HEIDI GRANT MURPHY
“Heidi Grant was born in Bellingham, Washington. She began her music education at Western Washington University and continued at the Jacobs School of Music of Indiana University Bloomington. During her graduate studies, she became a winner of the Metropolitan Opera National Council Auditions and was hired by James Levine as a participant in the Metropolitan Opera’s Lindemann Young Artist Development Program.
She became a member of the Metropolitan Opera ensemble in 1989, where she has given over 200 performances, her roles included Mozart’s Servilia in La clemenza di Tito, Susanna in Le nozze di Figaro and Pamina in Die Zauberflöte. She has performed at major opera houses such as the Oper Frankfurt, De Nederlandse Opera, at Théâtre Royal de la Monnaie and the Santa Fe Opera. She has worked with major orchestras in the United States and abroad, including the Vienna Philharmonic conducted by Herbert Blomstedt. Conductors also included Christoph Eschenbach, Lorin Maazel, Kurt Masur, Kent Nagano, Seiji Ozawa, Robert Shaw, Christian Thielemann, Edo de Waart, David Zinman, Pinchas Zukerman. Her repertoire also includes Drusilla in Monteverdi’s L’incoronazione di Poppea, Mozart’s Celia in Lucio Silla, Ilia in Idomeneo and Ismene in Mitridate, re di Ponto, Sister Constance in Poulenc’s Dialogues des Carmélites and Anne Trulove in Stravinsky’s The Rake’s Progress.

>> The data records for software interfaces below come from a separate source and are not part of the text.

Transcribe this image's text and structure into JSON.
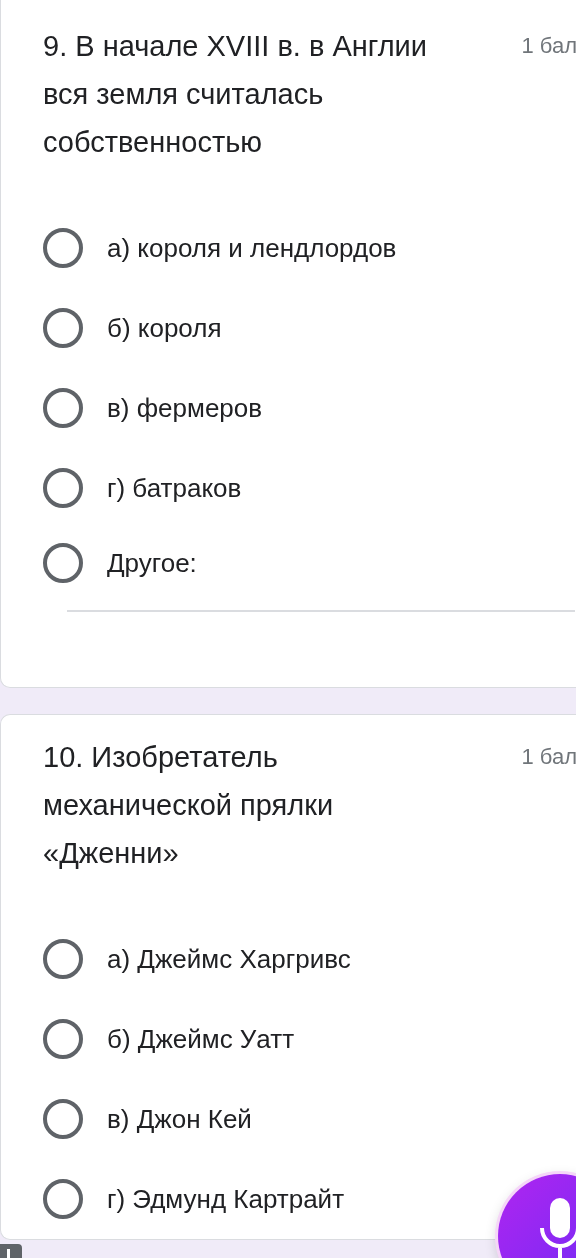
{
  "questions": [
    {
      "title": "9. В начале XVIII в. в Англии вся земля считалась собственностью",
      "points": "1 бал",
      "options": [
        {
          "kind": "choice",
          "label": "а) короля и лендлордов",
          "selected": false
        },
        {
          "kind": "choice",
          "label": "б) короля",
          "selected": false
        },
        {
          "kind": "choice",
          "label": "в) фермеров",
          "selected": false
        },
        {
          "kind": "choice",
          "label": "г) батраков",
          "selected": false
        },
        {
          "kind": "other",
          "label": "Другое:",
          "selected": false
        }
      ]
    },
    {
      "title": "10. Изобретатель механической прялки «Дженни»",
      "points": "1 бал",
      "options": [
        {
          "kind": "choice",
          "label": "а) Джеймс Харгривс",
          "selected": false
        },
        {
          "kind": "choice",
          "label": "б) Джеймс Уатт",
          "selected": false
        },
        {
          "kind": "choice",
          "label": "в) Джон Кей",
          "selected": false
        },
        {
          "kind": "choice",
          "label": "г) Эдмунд Картрайт",
          "selected": false
        }
      ]
    }
  ]
}
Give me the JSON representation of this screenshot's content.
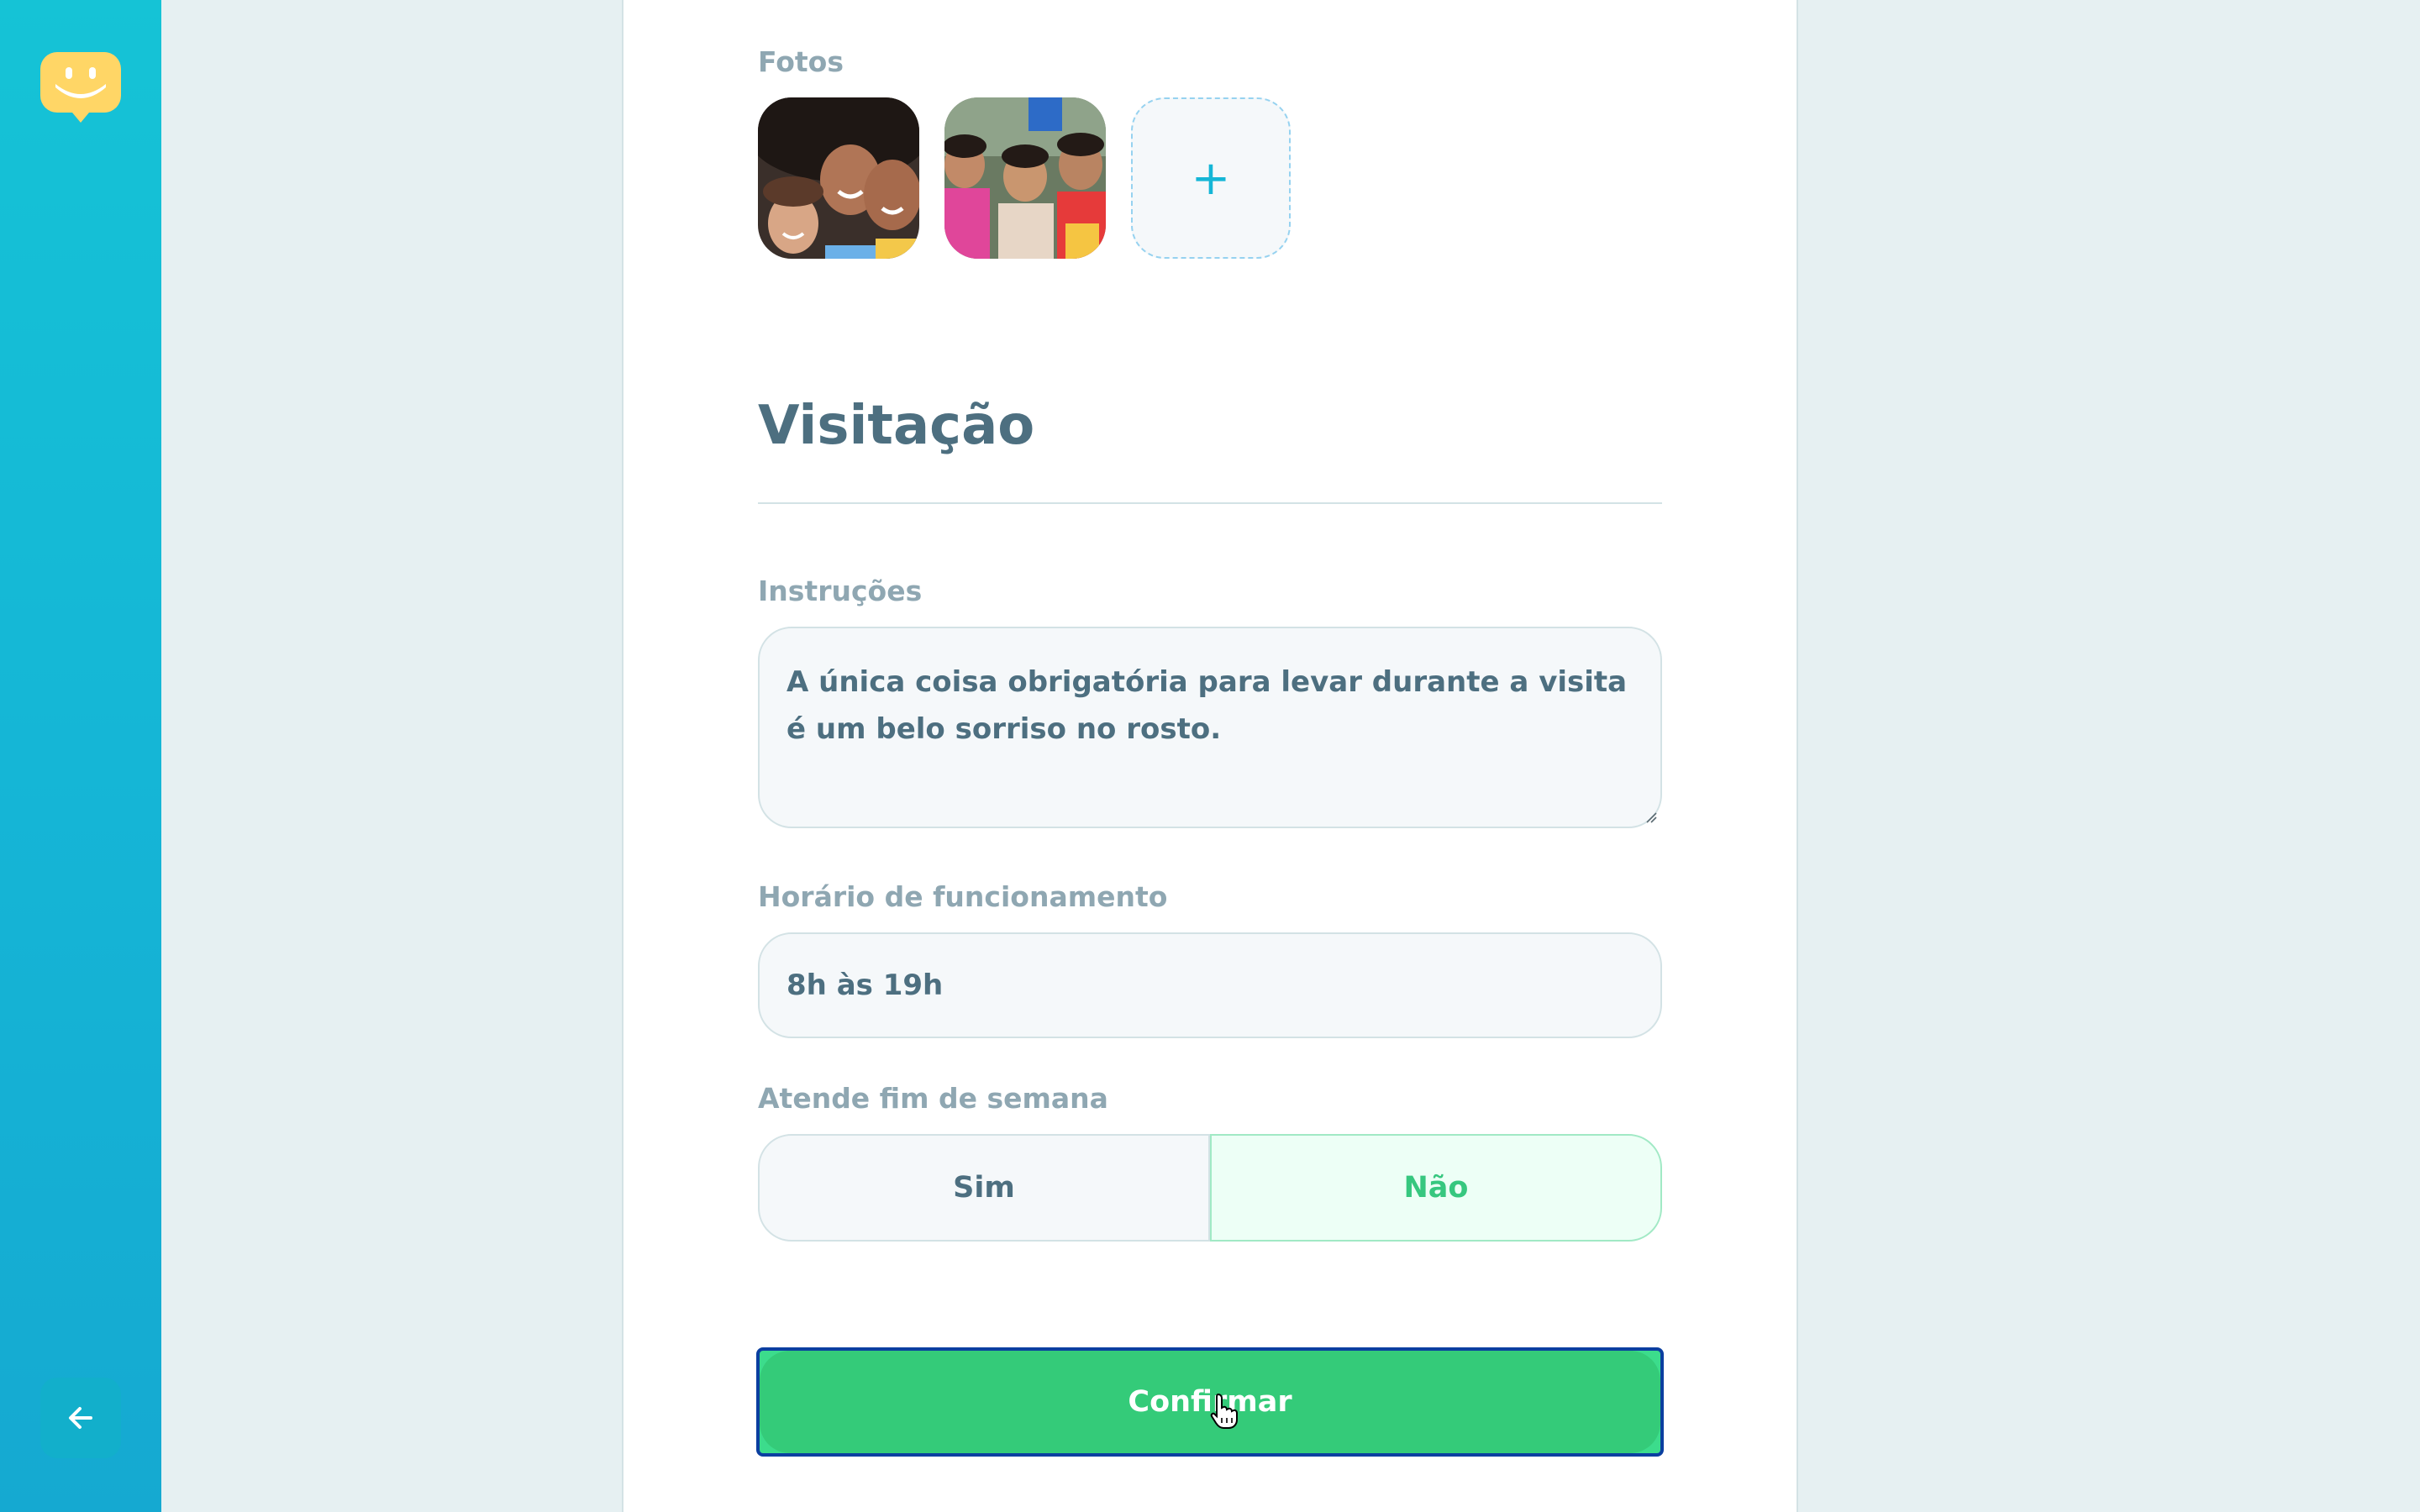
{
  "sidebar": {
    "logo_icon": "happy-face-map-pin-icon",
    "back_icon": "arrow-left-icon"
  },
  "form": {
    "photos": {
      "label": "Fotos",
      "items": [
        "kids-photo-1",
        "kids-photo-2"
      ],
      "add_label": "+"
    },
    "visitation": {
      "title": "Visitação",
      "instructions": {
        "label": "Instruções",
        "value": "A única coisa obrigatória para levar durante a visita é um belo sorriso no rosto."
      },
      "opening_hours": {
        "label": "Horário de funcionamento",
        "value": "8h às 19h"
      },
      "open_on_weekends": {
        "label": "Atende fim de semana",
        "yes_label": "Sim",
        "no_label": "Não",
        "selected": "Não"
      }
    },
    "confirm_label": "Confirmar"
  },
  "colors": {
    "sidebar_gradient_top": "#15c3d6",
    "sidebar_gradient_bottom": "#15a9d1",
    "logo_yellow": "#ffd666",
    "confirm_green": "#34cb79",
    "selected_green_text": "#37c77f",
    "text_primary": "#4d6f80",
    "text_label": "#8fa7b2"
  }
}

She recorded Clearings in the Sky, a collection of compositions by Lili Boulanger, a recital collection Twilight and Innocence, and Bach cantatas for Arabesque Records. She recorded operas including Schumann’s Paradise and the Peri, Mozart’s Idomeneo and Le nozze di Figaro (as Barbarina) for Deutsche Grammophon. She recorded a Grammy-nominated album, Sweeney Todd, for the label of the New York Philharmonic Orchestra.
Since 2011, she has been teaching at the Jacobs School of Music, joining the faculty together with her husband, the pianist Kevin Murphy.
In a 2021 profile in The New York Times of Murphy and her spouse, she was reported having stated that “the instrument in your throat” is not enough, and that the process of becoming a singer “takes work on your psyche, your innermost being.